This is about real centre backs, not wannabees who think they can do the job.  Sometimes a player who is struggling to fit into a line-up declares themselves a centre back.  Wrong.  It's not a position, it's a raison d'être, a passion, sometimes a sickness.  People can slip into the spot and tactically/technically carry out the duties, but that doesn't make them a centre back.   Sometimes they will morph into a true centre back, sometimes they won't.

Saturday, February 14, 2015

The importance of a positive Grassroots experience

We can't lose if everybody wins.

During the Grassroots stages, up to U12, our children are growing at incredible and varying rates and on many fronts.  We have to be mindful of their development and environment at home, school, playground and socially.  Our children need a holistic approach and attitude from everybody who affects them.  Sometimes, people in sport think they are exempt from this, as if they are in a different realm. They're wrong.  Very wrong.

Something went off the rails at some point.  We demote and discard a kid because they couldn't make a travel team at 8 years old .  We accept the  " Oct-Nov-Dec" baby theory and believe it as a fact of life and move on.  Did anybody ever consider that the systems in place are what caused the late year baby hoopla?  When a child is no longer

Wednesday, February 4, 2015

What is very RIGHT with Canadian Soccer?

Numerous articles have been written over the past ten years about what's wrong or missing in Canadian soccer.  And I would agree with many of their points.

But what about what's right with Canadian Soccer? Is it that bad?  If it was, why are so many people playing and coaching?

I know we are not rippin' it up  (I wish we were) when it comes to International competition, but does that mean there is nothing worthwhile on a daily basis?

Some people need you to believe there is nothing right with Canadian soccer and they have the fix.  Some recruit-crazy youth coaches want you to believe that whatever is wrong with Canadian soccer is not wrong at their club and what they have that's right doesn't exist anywhere else.

For me, I have trouble seeing a lot of wrong in the big picture.  I've played a lot, worked with 1000s of players, met their wonderful parents,  mentored coaches and been mentored, succeeded, failed, laughed, smiled, cried, yelled, been

Monday, February 2, 2015

A great coaching skill - LISTENING

Did you hear that?  Or are you too busy being "in charge"?

A lot of people mistaken coaching as strictly passing on what you know to the player.  Through robotic session delivery and long-winded game speeches, coaching can easily become like radio, transmitting only, never receiving.

When coaching, the flow of information has to be bi-directional, regardless of the age, gender or level.

Players have something to say and if you're not listening, you're missing out on very important indicators when it comes to assessing your group.
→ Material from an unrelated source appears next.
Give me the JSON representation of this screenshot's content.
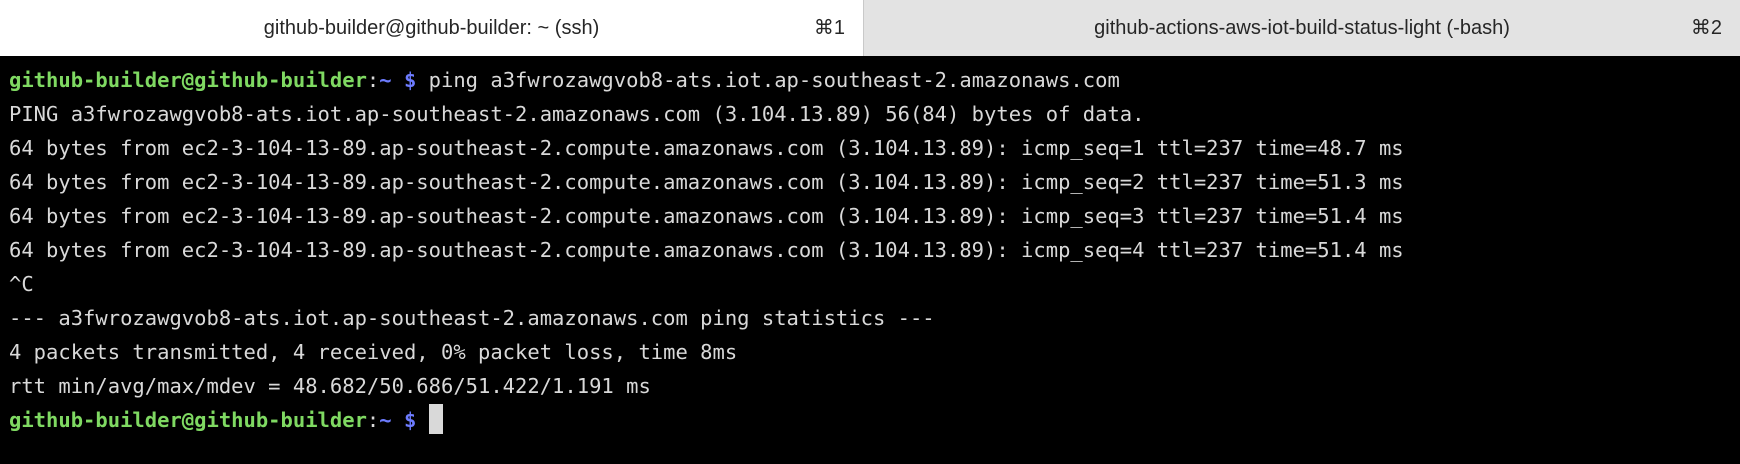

Stopping to listen is not a sign of weakness, but failing to listen is.  Allowing information to flow back to you and processing it properly will deepen your understanding of what your doing and strengthen the level of trust with your players.  It will raise your level of understanding with respect to the age and level you are working with.  (By using the information available through LTPD resources, you can build off the information already compiled by others.)

Friday, January 16, 2015

The importance of choosing a good assistant coach

We've all seen the moment and it makes me gasp in horror.

A coach is hosting a parent meeting and openly asks the question "Who wants to be my assistant coach?".

For me, this is my most difficult decision, sometimes more difficult than picking the team.

You are the architect and the facilitator of your program.  It's done for the players, but it has your name on it.

Your assistant has to be somebody who is ready to help, ready to suggest, but never forget that you are the one who has to answer for the program.

I've been in games and watched opposing assistants make complete fools of their head coach and team. We had opposing assistants turn their focus on us trying "get us off our game".  Seriously?  My